=== Work request ===
The required answer is each line in the entries below where "title" occurs.

++++

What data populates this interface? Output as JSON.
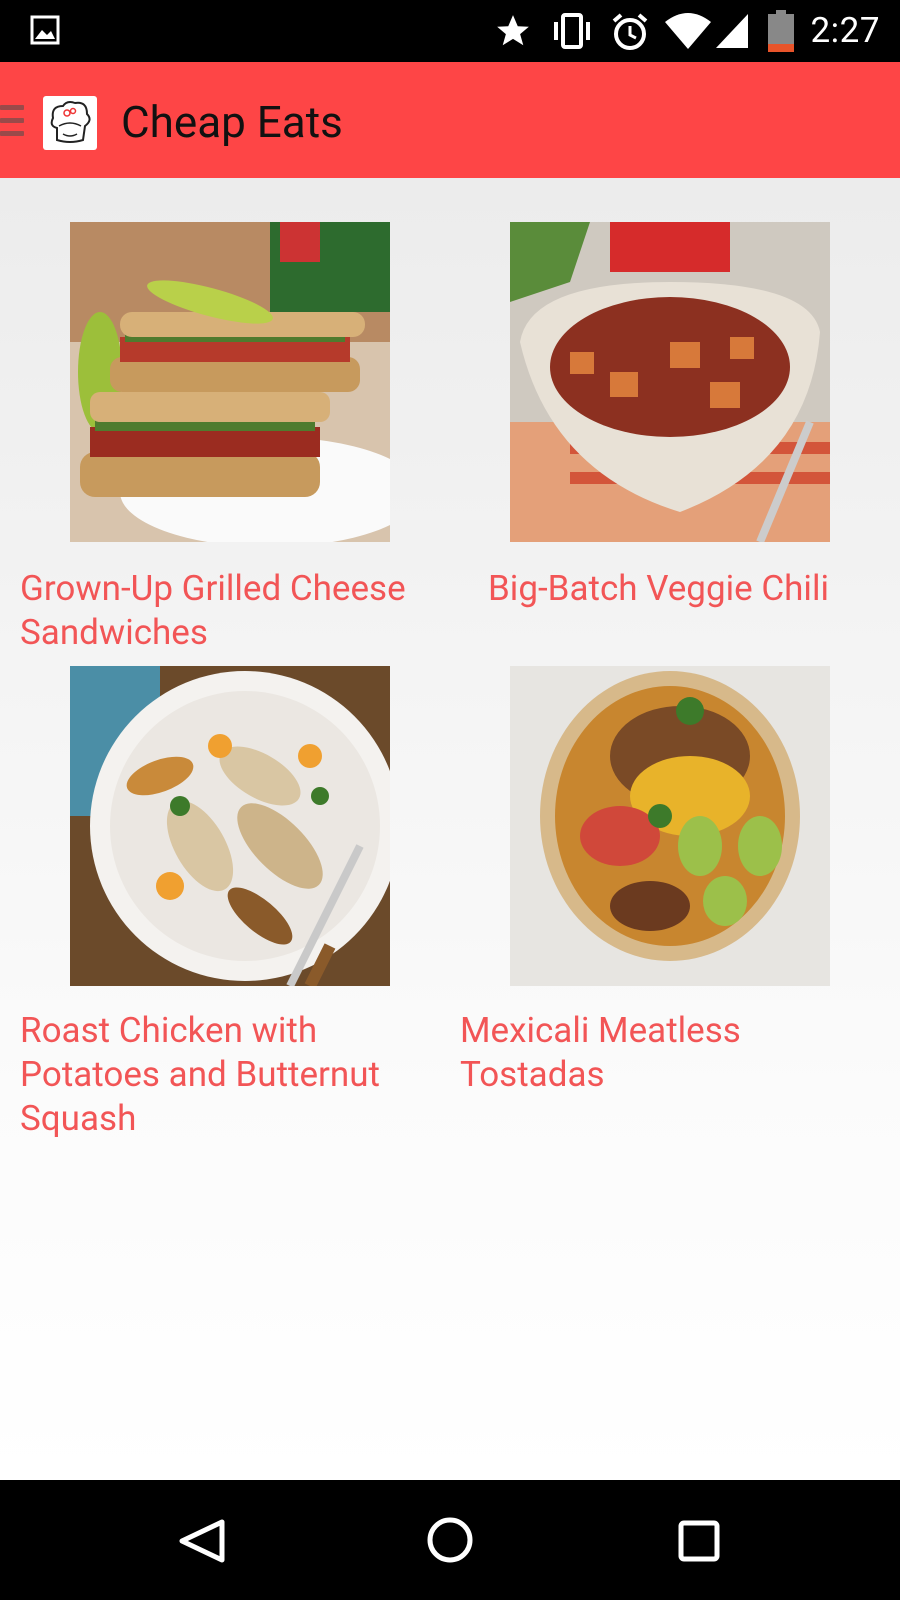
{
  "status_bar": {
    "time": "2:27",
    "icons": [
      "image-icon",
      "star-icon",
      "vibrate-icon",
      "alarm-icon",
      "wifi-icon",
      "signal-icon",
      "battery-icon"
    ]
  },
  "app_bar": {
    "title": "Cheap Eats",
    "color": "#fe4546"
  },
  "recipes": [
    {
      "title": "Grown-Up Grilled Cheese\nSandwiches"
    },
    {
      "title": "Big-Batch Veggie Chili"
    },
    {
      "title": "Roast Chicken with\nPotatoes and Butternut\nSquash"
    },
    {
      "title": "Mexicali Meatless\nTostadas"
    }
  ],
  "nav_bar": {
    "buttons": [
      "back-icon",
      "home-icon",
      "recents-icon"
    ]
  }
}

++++

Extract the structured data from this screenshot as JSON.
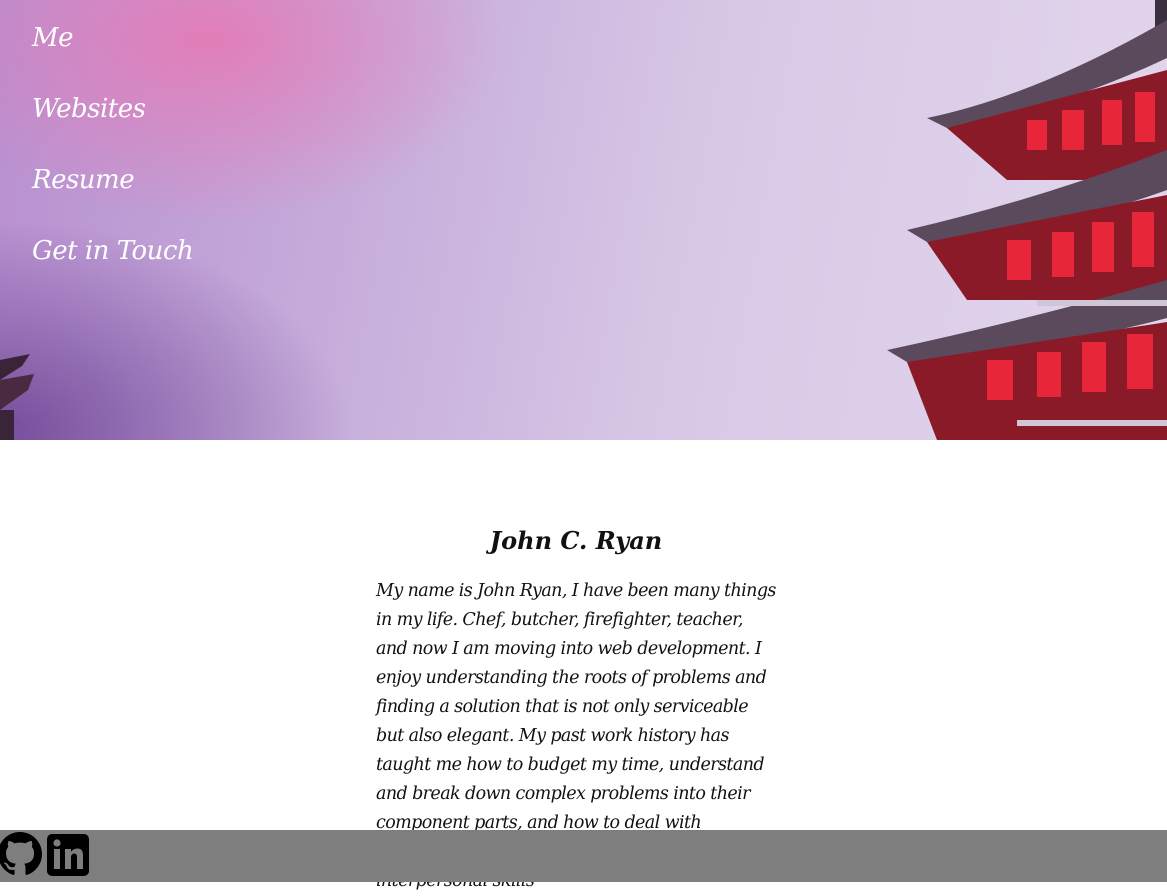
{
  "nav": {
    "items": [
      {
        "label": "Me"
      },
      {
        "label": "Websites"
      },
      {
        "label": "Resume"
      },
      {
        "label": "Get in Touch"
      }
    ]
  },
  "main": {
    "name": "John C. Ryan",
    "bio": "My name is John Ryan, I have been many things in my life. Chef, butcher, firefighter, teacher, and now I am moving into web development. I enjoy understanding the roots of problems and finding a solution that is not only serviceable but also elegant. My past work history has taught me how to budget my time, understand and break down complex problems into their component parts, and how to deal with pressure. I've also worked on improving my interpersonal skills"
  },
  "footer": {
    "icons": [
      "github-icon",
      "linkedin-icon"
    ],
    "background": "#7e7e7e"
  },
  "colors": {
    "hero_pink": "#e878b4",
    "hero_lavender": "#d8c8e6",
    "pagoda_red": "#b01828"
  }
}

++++

=== Response to the task ===
    "title": "Cheap Eats",
      "title": "Grown-Up Grilled Cheese\nSandwiches"
      "title": "Big-Batch Veggie Chili"
      "title": "Roast Chicken with\nPotatoes and Butternut\nSquash"
      "title": "Mexicali Meatless\nTostadas"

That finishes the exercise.